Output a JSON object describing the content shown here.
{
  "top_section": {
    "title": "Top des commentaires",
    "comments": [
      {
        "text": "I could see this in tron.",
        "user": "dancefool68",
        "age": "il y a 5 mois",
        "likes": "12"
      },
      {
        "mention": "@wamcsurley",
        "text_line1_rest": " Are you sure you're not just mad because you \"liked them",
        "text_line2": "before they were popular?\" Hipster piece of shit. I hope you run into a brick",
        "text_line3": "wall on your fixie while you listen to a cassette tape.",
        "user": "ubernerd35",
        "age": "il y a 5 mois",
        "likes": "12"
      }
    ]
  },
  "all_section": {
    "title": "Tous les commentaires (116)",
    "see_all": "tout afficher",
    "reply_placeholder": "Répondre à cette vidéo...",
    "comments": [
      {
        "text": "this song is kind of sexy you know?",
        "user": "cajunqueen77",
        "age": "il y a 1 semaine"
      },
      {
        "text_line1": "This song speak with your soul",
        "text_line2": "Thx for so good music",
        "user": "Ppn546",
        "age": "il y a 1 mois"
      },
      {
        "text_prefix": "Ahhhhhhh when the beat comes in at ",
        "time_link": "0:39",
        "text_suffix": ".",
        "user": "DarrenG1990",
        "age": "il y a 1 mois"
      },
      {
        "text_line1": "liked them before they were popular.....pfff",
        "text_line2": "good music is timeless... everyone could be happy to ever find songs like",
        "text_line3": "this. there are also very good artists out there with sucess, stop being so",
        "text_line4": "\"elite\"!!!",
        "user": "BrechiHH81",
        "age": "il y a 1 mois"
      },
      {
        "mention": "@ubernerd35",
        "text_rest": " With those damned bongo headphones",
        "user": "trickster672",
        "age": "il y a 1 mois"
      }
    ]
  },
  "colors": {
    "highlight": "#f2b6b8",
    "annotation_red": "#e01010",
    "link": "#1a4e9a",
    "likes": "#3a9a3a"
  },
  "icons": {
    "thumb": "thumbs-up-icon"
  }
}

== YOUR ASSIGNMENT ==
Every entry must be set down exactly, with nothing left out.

== ANSWER TO THIS PROBLEM ==
Output a JSON object describing the content shown here.
{
  "top_section": {
    "title": "Top des commentaires",
    "comments": [
      {
        "text": "I could see this in tron.",
        "user": "dancefool68",
        "age": "il y a 5 mois",
        "likes": "12"
      },
      {
        "mention": "@wamcsurley",
        "text_line1_rest": " Are you sure you're not just mad because you \"liked them",
        "text_line2": "before they were popular?\" Hipster piece of shit. I hope you run into a brick",
        "text_line3": "wall on your fixie while you listen to a cassette tape.",
        "user": "ubernerd35",
        "age": "il y a 5 mois",
        "likes": "12"
      }
    ]
  },
  "all_section": {
    "title": "Tous les commentaires (116)",
    "see_all": "tout afficher",
    "reply_placeholder": "Répondre à cette vidéo...",
    "comments": [
      {
        "text": "this song is kind of sexy you know?",
        "user": "cajunqueen77",
        "age": "il y a 1 semaine"
      },
      {
        "text_line1": "This song speak with your soul",
        "text_line2": "Thx for so good music",
        "user": "Ppn546",
        "age": "il y a 1 mois"
      },
      {
        "text_prefix": "Ahhhhhhh when the beat comes in at ",
        "time_link": "0:39",
        "text_suffix": ".",
        "user": "DarrenG1990",
        "age": "il y a 1 mois"
      },
      {
        "text_line1": "liked them before they were popular.....pfff",
        "text_line2": "good music is timeless... everyone could be happy to ever find songs like",
        "text_line3": "this. there are also very good artists out there with sucess, stop being so",
        "text_line4": "\"elite\"!!!",
        "user": "BrechiHH81",
        "age": "il y a 1 mois"
      },
      {
        "mention": "@ubernerd35",
        "text_rest": " With those damned bongo headphones",
        "user": "trickster672",
        "age": "il y a 1 mois"
      }
    ]
  },
  "colors": {
    "highlight": "#f2b6b8",
    "annotation_red": "#e01010",
    "link": "#1a4e9a",
    "likes": "#3a9a3a"
  },
  "icons": {
    "thumb": "thumbs-up-icon"
  }
}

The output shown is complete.